_ASSIGNED TASK_.
Below are records; repeat them all exactly.

(SUPPLIED MATERIAL begins)

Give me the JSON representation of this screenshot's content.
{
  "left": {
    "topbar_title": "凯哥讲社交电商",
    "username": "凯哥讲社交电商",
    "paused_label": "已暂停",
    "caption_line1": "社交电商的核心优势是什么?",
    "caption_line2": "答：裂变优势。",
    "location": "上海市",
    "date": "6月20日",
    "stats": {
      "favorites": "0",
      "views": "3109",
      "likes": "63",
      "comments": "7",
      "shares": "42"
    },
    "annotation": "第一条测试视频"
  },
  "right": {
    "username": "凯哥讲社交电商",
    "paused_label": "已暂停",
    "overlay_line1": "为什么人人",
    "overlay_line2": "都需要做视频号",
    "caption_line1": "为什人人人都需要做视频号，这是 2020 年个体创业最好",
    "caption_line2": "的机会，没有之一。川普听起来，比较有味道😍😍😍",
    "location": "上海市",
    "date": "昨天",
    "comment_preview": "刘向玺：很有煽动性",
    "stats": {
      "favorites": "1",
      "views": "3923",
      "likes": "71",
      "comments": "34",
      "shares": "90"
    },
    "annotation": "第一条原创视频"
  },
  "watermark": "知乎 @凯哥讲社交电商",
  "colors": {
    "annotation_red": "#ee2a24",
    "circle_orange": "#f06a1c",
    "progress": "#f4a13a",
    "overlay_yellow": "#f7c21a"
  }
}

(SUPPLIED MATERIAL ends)

_SOLUTION FOR THIS TASK_.
Give me the JSON representation of this screenshot's content.
{
  "left": {
    "topbar_title": "凯哥讲社交电商",
    "username": "凯哥讲社交电商",
    "paused_label": "已暂停",
    "caption_line1": "社交电商的核心优势是什么?",
    "caption_line2": "答：裂变优势。",
    "location": "上海市",
    "date": "6月20日",
    "stats": {
      "favorites": "0",
      "views": "3109",
      "likes": "63",
      "comments": "7",
      "shares": "42"
    },
    "annotation": "第一条测试视频"
  },
  "right": {
    "username": "凯哥讲社交电商",
    "paused_label": "已暂停",
    "overlay_line1": "为什么人人",
    "overlay_line2": "都需要做视频号",
    "caption_line1": "为什人人人都需要做视频号，这是 2020 年个体创业最好",
    "caption_line2": "的机会，没有之一。川普听起来，比较有味道😍😍😍",
    "location": "上海市",
    "date": "昨天",
    "comment_preview": "刘向玺：很有煽动性",
    "stats": {
      "favorites": "1",
      "views": "3923",
      "likes": "71",
      "comments": "34",
      "shares": "90"
    },
    "annotation": "第一条原创视频"
  },
  "watermark": "知乎 @凯哥讲社交电商",
  "colors": {
    "annotation_red": "#ee2a24",
    "circle_orange": "#f06a1c",
    "progress": "#f4a13a",
    "overlay_yellow": "#f7c21a"
  }
}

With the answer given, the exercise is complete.